First up, from John Maynard Keynes in The General Theory of Employment, Interest & Money:
The difficulty lies not so much in developing new ideas as in escaping from old ones.
As I’ve said before, when you’re innovating, you have to break connections before you can make new ones.
This is a big part of the challenge in diffusing innovation – and one to which we often fail to pay sufficient attention.
The second quote is from my favourite management guru – Tom Peters, from an article in the Chicago Tribune:
Life is pretty simple: You do some stuff. Most fails. Some works. You do more of what works.
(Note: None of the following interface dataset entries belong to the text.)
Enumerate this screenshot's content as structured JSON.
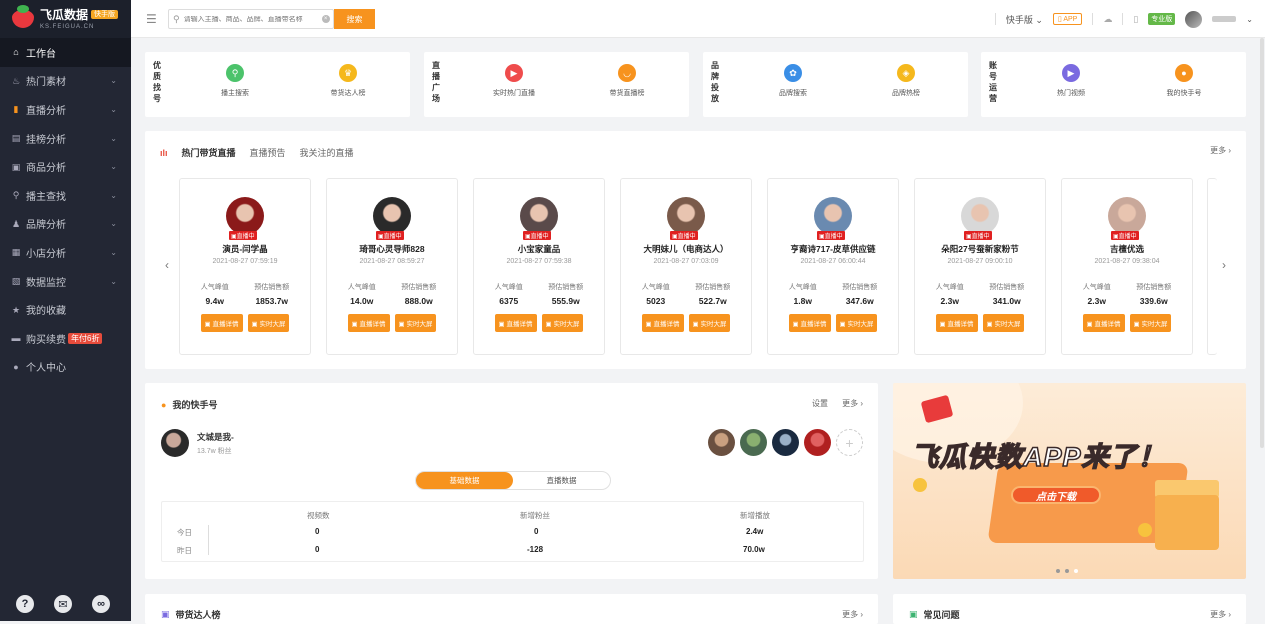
{
  "brand": {
    "name": "飞瓜数据",
    "tag": "快手版",
    "sub": "KS.FEIGUA.CN"
  },
  "sidebar": {
    "items": [
      {
        "label": "工作台",
        "icon": "home-icon",
        "glyph": "⌂",
        "active": true,
        "chev": false
      },
      {
        "label": "热门素材",
        "icon": "fire-icon",
        "glyph": "♨",
        "chev": true
      },
      {
        "label": "直播分析",
        "icon": "bar-chart-icon",
        "glyph": "▮",
        "chev": true,
        "orange": true
      },
      {
        "label": "挂榜分析",
        "icon": "ranking-icon",
        "glyph": "▤",
        "chev": true
      },
      {
        "label": "商品分析",
        "icon": "goods-icon",
        "glyph": "▣",
        "chev": true
      },
      {
        "label": "播主查找",
        "icon": "search-icon",
        "glyph": "⚲",
        "chev": true
      },
      {
        "label": "品牌分析",
        "icon": "brand-icon",
        "glyph": "♟",
        "chev": true
      },
      {
        "label": "小店分析",
        "icon": "store-icon",
        "glyph": "▦",
        "chev": true
      },
      {
        "label": "数据监控",
        "icon": "monitor-icon",
        "glyph": "▧",
        "chev": true
      },
      {
        "label": "我的收藏",
        "icon": "star-icon",
        "glyph": "★",
        "chev": false
      },
      {
        "label": "购买续费",
        "icon": "card-icon",
        "glyph": "▬",
        "chev": false,
        "badge": "年付6折"
      },
      {
        "label": "个人中心",
        "icon": "user-icon",
        "glyph": "●",
        "chev": false
      }
    ],
    "footer": [
      "?",
      "✉",
      "∞"
    ]
  },
  "search": {
    "placeholder": "请输入主播、商品、品牌、直播带名称",
    "button": "搜索"
  },
  "topbar": {
    "version": "快手版 ⌄",
    "app": "▯ APP",
    "pro": "专业版"
  },
  "quick": [
    {
      "label": "优质找号",
      "items": [
        {
          "text": "播主搜索",
          "color": "#4cc36b",
          "glyph": "⚲"
        },
        {
          "text": "带货达人榜",
          "color": "#f5b81c",
          "glyph": "♛"
        }
      ]
    },
    {
      "label": "直播广场",
      "items": [
        {
          "text": "实时热门直播",
          "color": "#ef4c4c",
          "glyph": "▶"
        },
        {
          "text": "带货直播榜",
          "color": "#f7931e",
          "glyph": "◡"
        }
      ]
    },
    {
      "label": "品牌投放",
      "items": [
        {
          "text": "品牌搜索",
          "color": "#3a8ee6",
          "glyph": "✿"
        },
        {
          "text": "品牌热榜",
          "color": "#f5b81c",
          "glyph": "◈"
        }
      ]
    },
    {
      "label": "账号运营",
      "items": [
        {
          "text": "热门视频",
          "color": "#7a6ae0",
          "glyph": "▶"
        },
        {
          "text": "我的快手号",
          "color": "#f7931e",
          "glyph": "●"
        }
      ]
    }
  ],
  "hot": {
    "tabs": [
      "热门带货直播",
      "直播预告",
      "我关注的直播"
    ],
    "more": "更多 ›",
    "live_label": "直播中",
    "stat_labels": [
      "人气峰值",
      "预估销售额"
    ],
    "btns": [
      "直播详情",
      "实时大屏"
    ],
    "streamers": [
      {
        "name": "演员-闫学晶",
        "time": "2021-08-27 07:59:19",
        "peak": "9.4w",
        "sales": "1853.7w",
        "bg": "#8b1a1a"
      },
      {
        "name": "琦哥心灵导师828",
        "time": "2021-08-27 08:59:27",
        "peak": "14.0w",
        "sales": "888.0w",
        "bg": "#2a2a2a"
      },
      {
        "name": "小宝家童品",
        "time": "2021-08-27 07:59:38",
        "peak": "6375",
        "sales": "555.9w",
        "bg": "#5a4a4a"
      },
      {
        "name": "大明妹儿（电商达人）",
        "time": "2021-08-27 07:03:09",
        "peak": "5023",
        "sales": "522.7w",
        "bg": "#7a5a4a"
      },
      {
        "name": "亨裔诗717-皮草供应链",
        "time": "2021-08-27 06:00:44",
        "peak": "1.8w",
        "sales": "347.6w",
        "bg": "#6a8ab0"
      },
      {
        "name": "朵阳27号蚕新家粉节",
        "time": "2021-08-27 09:00:10",
        "peak": "2.3w",
        "sales": "341.0w",
        "bg": "#d8d8d8"
      },
      {
        "name": "吉檀优选",
        "time": "2021-08-27 09:38:04",
        "peak": "2.3w",
        "sales": "339.6w",
        "bg": "#c9a89a"
      }
    ]
  },
  "mine": {
    "title": "我的快手号",
    "settings": "设置",
    "more": "更多 ›",
    "name": "文城是我-",
    "fans": "13.7w 粉丝",
    "tabs": [
      "基础数据",
      "直播数据"
    ],
    "headers": [
      "视频数",
      "新增粉丝",
      "新增播放"
    ],
    "rows": [
      {
        "label": "今日",
        "values": [
          "0",
          "0",
          "2.4w"
        ]
      },
      {
        "label": "昨日",
        "values": [
          "0",
          "-128",
          "70.0w"
        ]
      }
    ]
  },
  "banner": {
    "title": "飞瓜快数APP来了！",
    "button": "点击下载"
  },
  "bottom": {
    "left_title": "带货达人榜",
    "left_more": "更多 ›",
    "right_title": "常见问题",
    "right_more": "更多 ›"
  }
}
If it works big, others quickly copy it. Then you do something else. The trick is in the doing something else. You must take pot shots at today’s star before you are mimicked. Today’s radiantly blooming flowers are tomorrow’s mulch. Don’t forget that for a moment. But don’t think about it too long, either.
Saul Kaplan frames this sentiment nicely too: Thing Big, Start Small, Scale Fast.
I don’t have any grand conclusions today, I just thought that both quotes nicely sum up a couple of the key issues that we face in innovation. The network view of diffusion is important – and the importance of breaking connections is often overlooked. And the Peters quote is dead on – it’s one of the best summaries of how to manage well that I’ve ever run across.
Two ideas to think about, and, more importantly, to act upon.
(Ralf Schwartz writes an interesting follow-up post on the derivation of the Peters quote on his lead/marke site which is worth checking out.)